House: Mandatory life sentences for people convicted of a third serious violent felony. The first two crimes must be state or federal violent crimes or a major drug offense, defined somewhat more stringently (that is, with a higher maximum term) than the Senate version. The third has to be a violent federal offense or a major drug offense, with the same definitions as used by the Senate.

5. Capital Punishment

Senate: Expands the federal death penalty to cover 39 new offenses, including torture, murders of kidnapped children, and killings on ocean oil platforms.

House: Expands the federal death penalty to cover essentially the same offenses as the Senate version. Contains a provision that lets future death-row prisoners use statistical evidence of racial bias in past executions to prove in court that their own death sentences were motivated by discrimination.

6. Crime Prevention

Senate: Authorizes $3.759 billion for crime prevention programs, such as grants to combat violence against women, and $4.26 billion for rehabilitation programs, including drug treatment in prison.

House: Authorizes $6.7 billion for direct aid to community programs intended to prevent crime, including $50 million for a nighttime sports program, $525 million for youth employment programs, and $20 million for so-called community youth academies. Also authorizes $2.45 billion for rehabilitation programs.

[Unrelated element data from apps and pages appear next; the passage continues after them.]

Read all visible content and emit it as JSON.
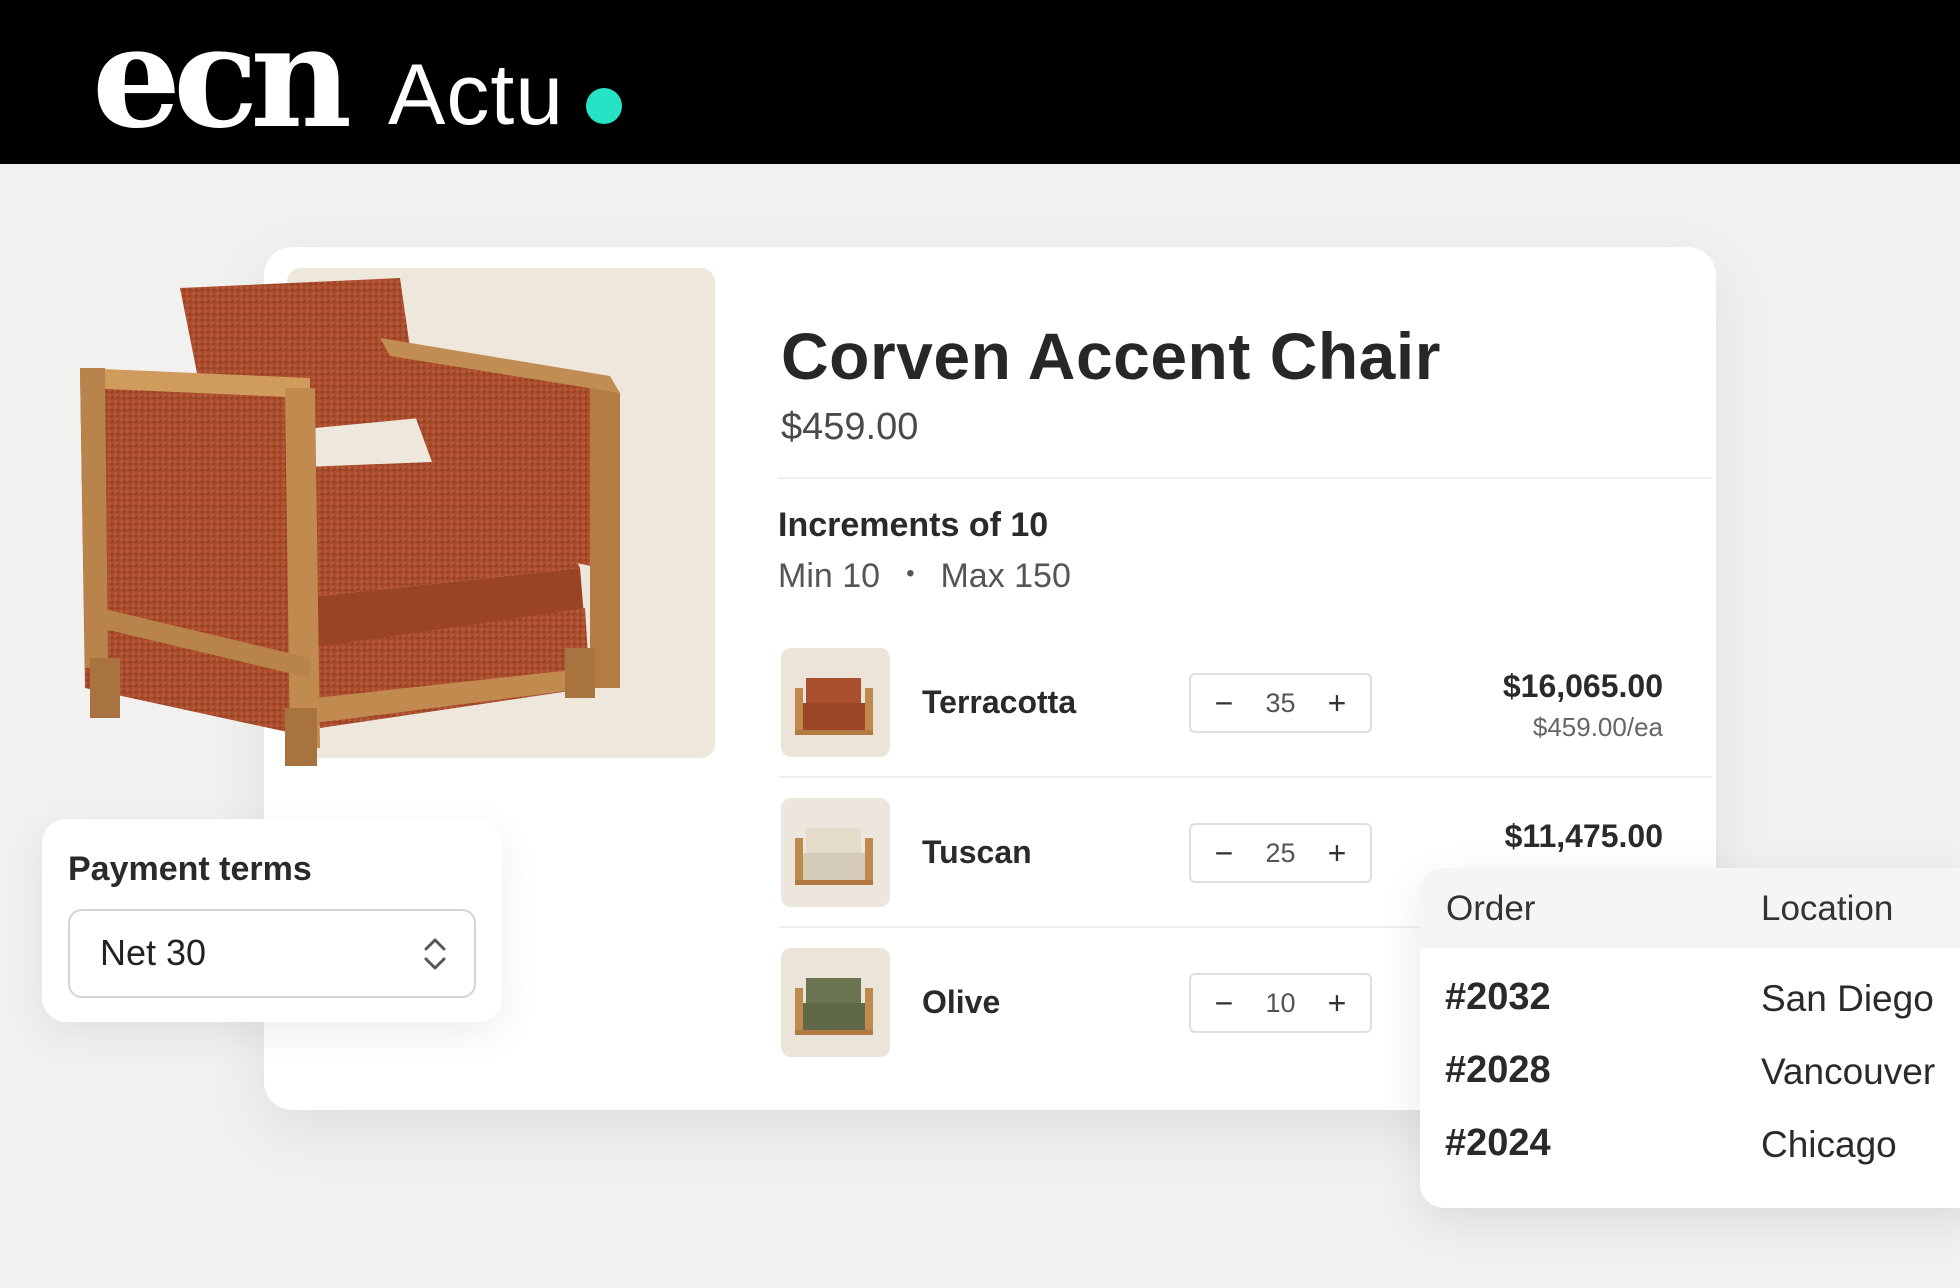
{
  "brand": {
    "logo_text": "ecn",
    "section": "Actu",
    "accent_color": "#26e3c6"
  },
  "product": {
    "title": "Corven Accent Chair",
    "price": "$459.00",
    "increments_title": "Increments of 10",
    "min_label": "Min 10",
    "separator": "•",
    "max_label": "Max 150"
  },
  "variants": [
    {
      "name": "Terracotta",
      "quantity": "35",
      "total": "$16,065.00",
      "unit_price": "$459.00/ea",
      "color": "#a9502f"
    },
    {
      "name": "Tuscan",
      "quantity": "25",
      "total": "$11,475.00",
      "unit_price": "",
      "color": "#ddd3c2"
    },
    {
      "name": "Olive",
      "quantity": "10",
      "total": "",
      "unit_price": "",
      "color": "#6b7451"
    }
  ],
  "stepper": {
    "decrement": "−",
    "increment": "+"
  },
  "payment": {
    "label": "Payment terms",
    "value": "Net 30"
  },
  "orders": {
    "headers": {
      "order": "Order",
      "location": "Location"
    },
    "rows": [
      {
        "number": "#2032",
        "location": "San Diego"
      },
      {
        "number": "#2028",
        "location": "Vancouver"
      },
      {
        "number": "#2024",
        "location": "Chicago"
      }
    ]
  }
}
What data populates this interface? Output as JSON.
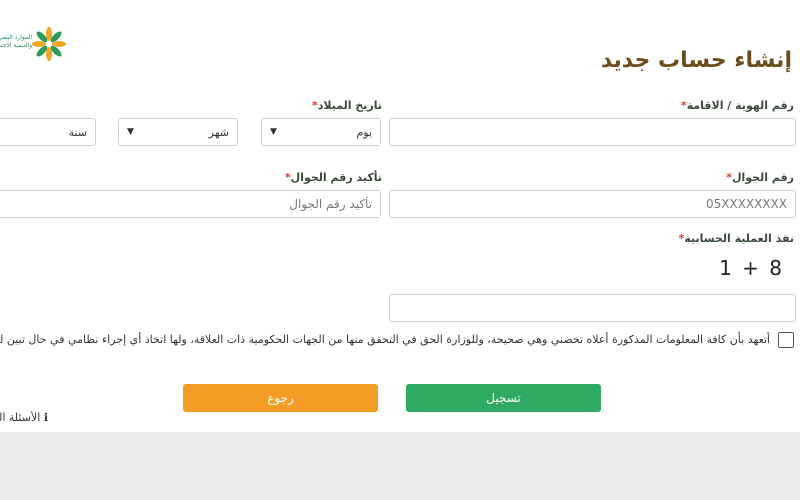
{
  "logo": {
    "name_line1": "الموارد البشرية",
    "name_line2": "والتنمية الاجتماعية"
  },
  "title": "إنشاء حساب جديد",
  "form": {
    "id_label": "رقم الهوية / الاقامة",
    "birth_label": "تاريخ الميلاد",
    "birth_day": "يوم",
    "birth_month": "شهر",
    "birth_year": "سنة",
    "mobile_label": "رقم الجوال",
    "mobile_placeholder": "05XXXXXXXX",
    "confirm_label": "تأكيد رقم الجوال",
    "confirm_placeholder": "تأكيد رقم الجوال",
    "captcha_label": "نفذ العملية الحسابية",
    "captcha_expression": "1 + 8",
    "required_mark": "*",
    "agree_text": "أتعهد بأن كافة المعلومات المذكورة أعلاه تخصني وهي صحيحة، وللوزارة الحق في التحقق منها من الجهات الحكومية ذات العلاقة، ولها اتخاذ أي إجراء نظامي في حال تبين لها عدم صحتها"
  },
  "buttons": {
    "register": "تسجيل",
    "back": "رجوع"
  },
  "faq": "الأسئلة الشائعة",
  "colors": {
    "title": "#6b4e1e",
    "required": "#e03a2f",
    "register": "#2eaa62",
    "back": "#f39c23"
  }
}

7. First-Time Offenders

Senate: Allows judges to drop mandatory penalties for first-time nonviolent drug offenders.

House: Exempts a slightly broader group of offenders from mandatory penalties than does the Senate version, but provides that such offenders must be sentenced to at least two years.


1.This case was written by John Yinger for the purposes of class discussion. It draws on Michael Wines, "House Votes to Allow Death-Row Appeals Using Race-Bias Data," The New York Times, April 21, 1994, p. A13; Michael Wines, "House Adopts Crime Legislation to Build Jails and Hire Officers," The New York Times, April 22, 1994, p. A1; Monica Borkowski, "Major Provisions of the Crime Bill," The New York Times, April 22, 1994, p. A18; and "For Racial Justice in Executions," Editorial, The New York Times, April 22, 1994, p. A26.

2.Since 1976, 230 people have been executed for murder in the United States. Only one of these people was a white person convicted of killing a black person.


Trustee Professor of Public Administration and Economics